Guessing passwords with Burp Suite

  • Last updated: March 17, 2023

  • Read time: 2 Minutes

You can use Burp Intruder to insert a list of possible passwords into a login failure message, after you've identified valid usernames. This enables you to identify valid passwords, which can be used to gain unauthorized access to the application.

Before you start

Identify a valid username. For more information, see Enumerating usernames with Burp Suite.


You can follow along with the process below using our Username enumeration via subtly different responses lab. If you're using the lab, make sure you use the list of passwords included in the lab instructions.

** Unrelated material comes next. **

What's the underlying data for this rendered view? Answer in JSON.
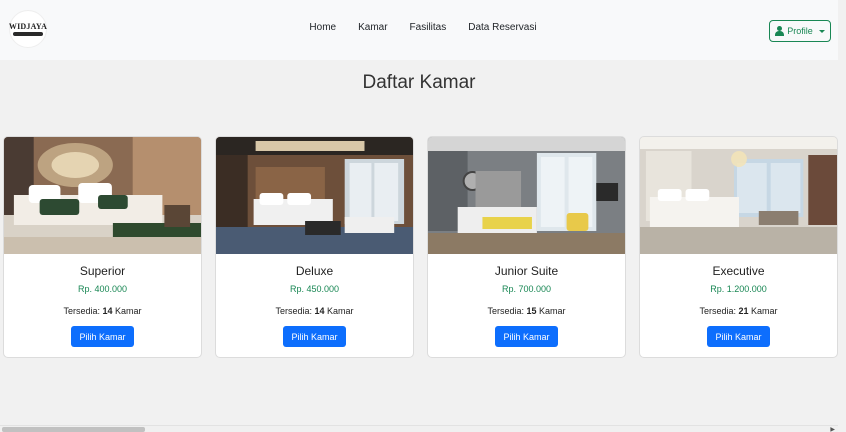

You can use Burp Intruder to guess passwords:

  1. Identify a failure message for a password-based authentication mechanism, using a valid username. Send the request to Burp Intruder.
  2. Go to the Intruder tab and click Clear § to remove the default payload positions.
  3. Highlight the password value and click Add § to mark it as a payload position. Make sure that you're using a valid username.

    Add a password payload position
  4. Go to the Payloads tab. Under Payload settings [Simple list] add a list of passwords that you want to test.

  5. Go to the Settings tab. Under Grep - Match, select Flag result items with responses matching these expressions. When you start the attack, Intruder identifies messages that include the expressions in the list. You can use the default list of expressions or add your own.
  6. Add an extract grep for sections of interest in the response.

    1. Under Grep - Extract, select Add. The Define extract grep item dialog opens.
    2. Highlight the section in the response that you want to extract, such as an error message.
    3. Click OK. The item is added to the list. When you start the attack, Intruder will extract the text at this location in each response and display it on the results table.
  7. Click Start attack. The attack starts running in the new dialog. Intruder sends a request for each password in the list.
  8. When the attack is finished, study the responses to look for any behavior that may indicate a valid password. For example, look for any anomalous error messages, response times, or status codes. In the example below, one of the requests has received a 302 response.

    Reviewing attack results
  9. To investigate the contents of a response in detail, right-click and select Send to Comparer (response). Do the same for the original response.
  10. Go to the Comparer tab. Select the two responses and click Words or Bytes to compare the responses. Any differences are highlighted.

Was this article helpful?